+++ Source material +++

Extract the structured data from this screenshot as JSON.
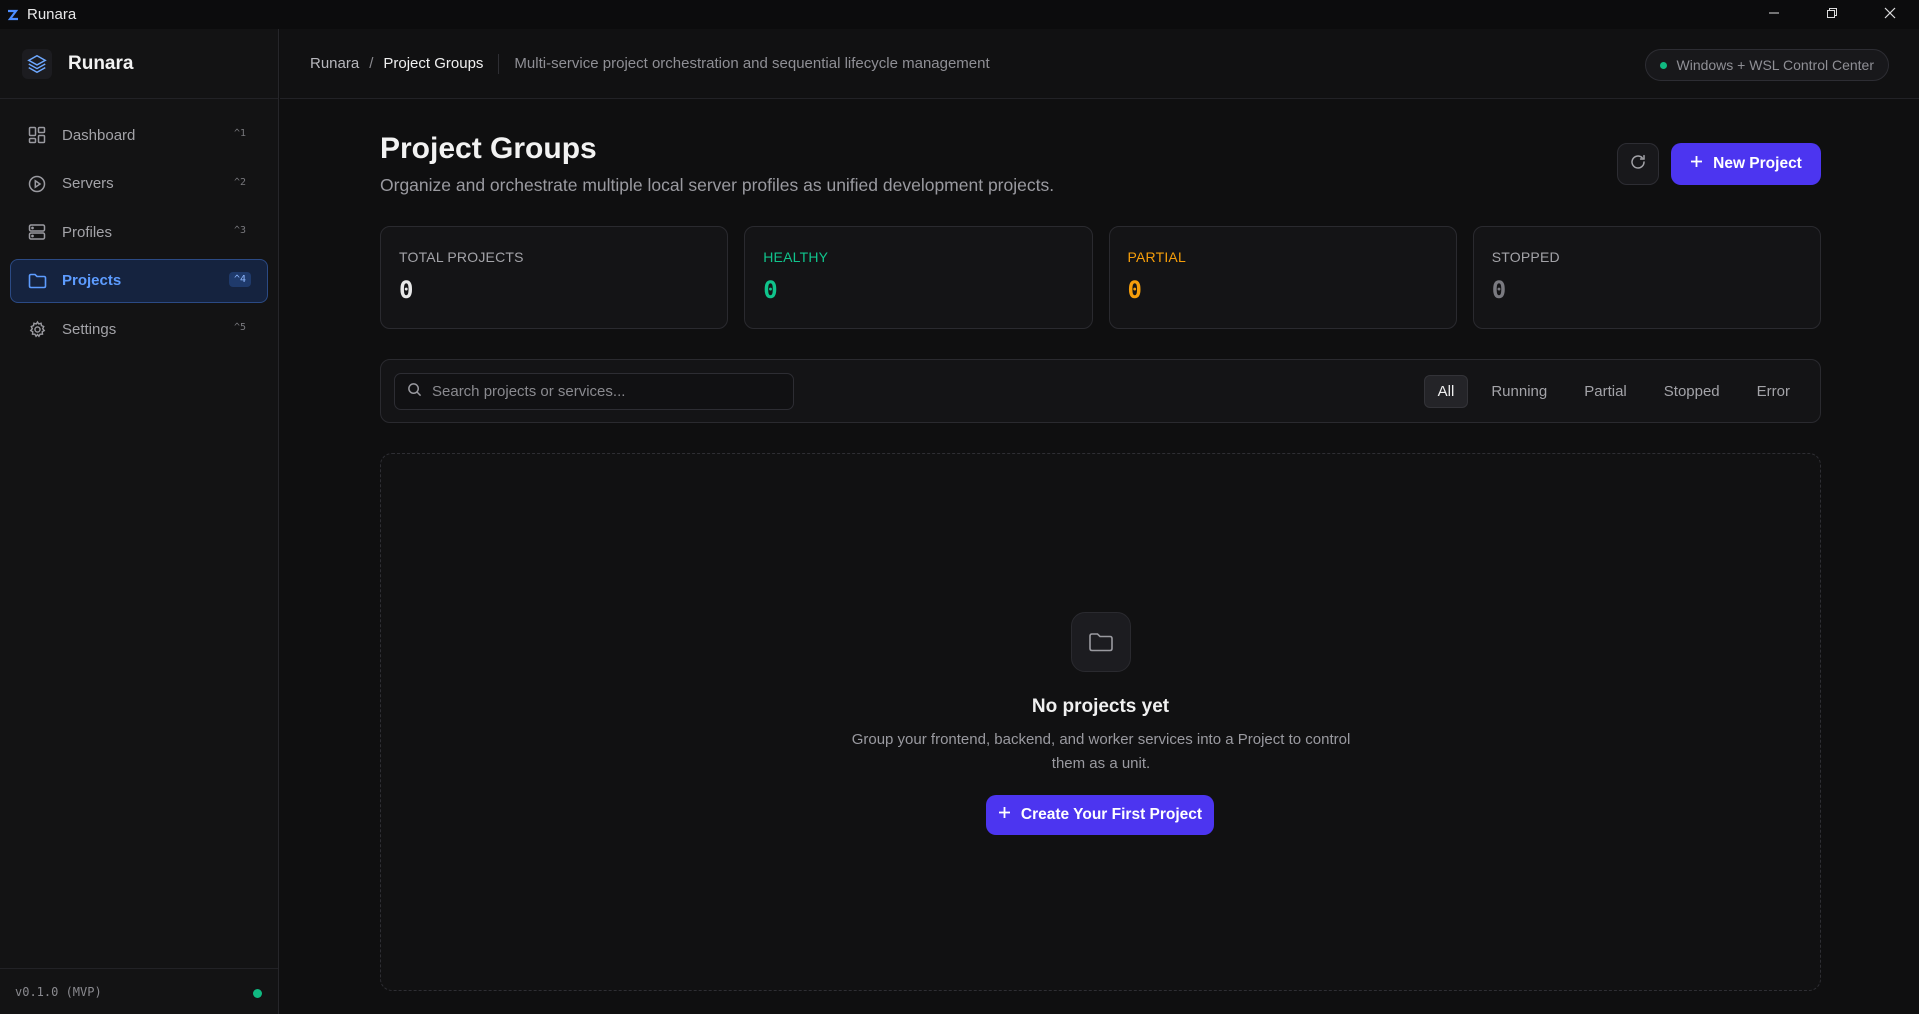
{
  "window": {
    "title": "Runara",
    "controls": [
      "minimize-icon",
      "restore-icon",
      "close-icon"
    ]
  },
  "sidebar": {
    "brand": "Runara",
    "items": [
      {
        "label": "Dashboard",
        "shortcut": "^1",
        "icon": "dashboard-icon"
      },
      {
        "label": "Servers",
        "shortcut": "^2",
        "icon": "play-circle-icon"
      },
      {
        "label": "Profiles",
        "shortcut": "^3",
        "icon": "server-rack-icon"
      },
      {
        "label": "Projects",
        "shortcut": "^4",
        "icon": "folder-icon",
        "active": true
      },
      {
        "label": "Settings",
        "shortcut": "^5",
        "icon": "gear-icon"
      }
    ],
    "version": "v0.1.0 (MVP)"
  },
  "header": {
    "breadcrumb_root": "Runara",
    "breadcrumb_sep": "/",
    "breadcrumb_current": "Project Groups",
    "description": "Multi-service project orchestration and sequential lifecycle management",
    "env_badge": "Windows + WSL Control Center"
  },
  "page": {
    "title": "Project Groups",
    "subtitle": "Organize and orchestrate multiple local server profiles as unified development projects.",
    "new_button": "New Project"
  },
  "stats": [
    {
      "label": "TOTAL PROJECTS",
      "value": "0"
    },
    {
      "label": "HEALTHY",
      "value": "0"
    },
    {
      "label": "PARTIAL",
      "value": "0"
    },
    {
      "label": "STOPPED",
      "value": "0"
    }
  ],
  "filters": {
    "search_placeholder": "Search projects or services...",
    "tabs": [
      "All",
      "Running",
      "Partial",
      "Stopped",
      "Error"
    ],
    "active_tab": "All"
  },
  "empty_state": {
    "title": "No projects yet",
    "description": "Group your frontend, backend, and worker services into a Project to control them as a unit.",
    "button": "Create Your First Project"
  },
  "colors": {
    "accent": "#4c35f0",
    "active_nav": "#5d9cff",
    "healthy": "#10c48c",
    "partial": "#f59e0b",
    "status_ok": "#10b981"
  }
}
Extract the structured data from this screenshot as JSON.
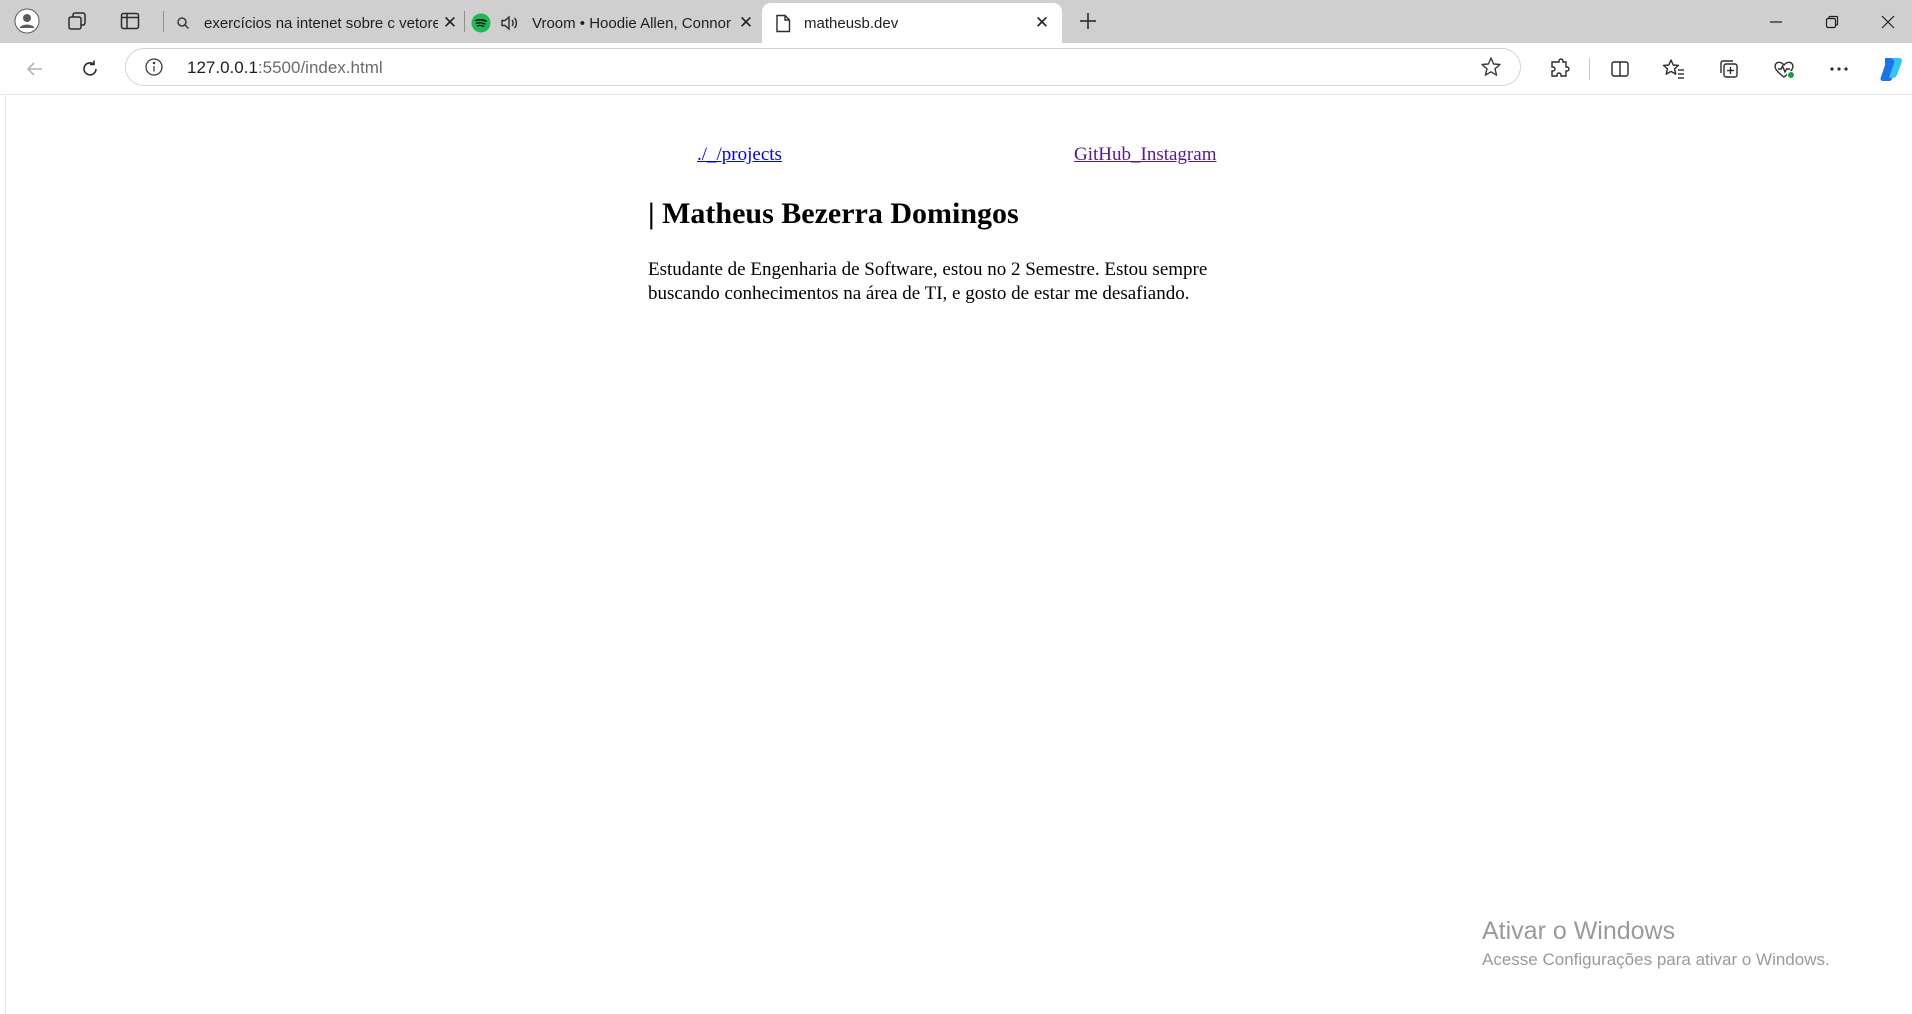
{
  "browser": {
    "tabs": [
      {
        "title": "exercícios na intenet sobre c vetores",
        "icon": "search-icon",
        "active": false
      },
      {
        "title": "Vroom • Hoodie Allen, Connor",
        "icon": "spotify-icon",
        "audio": "speaker-icon",
        "active": false
      },
      {
        "title": "matheusb.dev",
        "icon": "page-icon",
        "active": true
      }
    ],
    "address": {
      "host": "127.0.0.1",
      "rest": ":5500/index.html"
    },
    "colors": {
      "tabstrip": "#cfcfcf",
      "toolbar": "#ffffff",
      "spotify": "#1db954",
      "copilot": "#1a73e8"
    }
  },
  "page": {
    "nav": {
      "left_link": "./_/projects",
      "right_link": "GitHub_Instagram"
    },
    "title": "| Matheus Bezerra Domingos",
    "description": "Estudante de Engenharia de Software, estou no 2 Semestre. Estou sempre buscando conhecimentos na área de TI, e gosto de estar me desafiando."
  },
  "watermark": {
    "title": "Ativar o Windows",
    "subtitle": "Acesse Configurações para ativar o Windows."
  }
}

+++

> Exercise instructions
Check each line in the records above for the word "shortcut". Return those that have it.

> Response to the exercise
        "shortcut": "^1",
        "shortcut": "^2",
        "shortcut": "^3",
        "shortcut": "^4",
        "shortcut": "^5",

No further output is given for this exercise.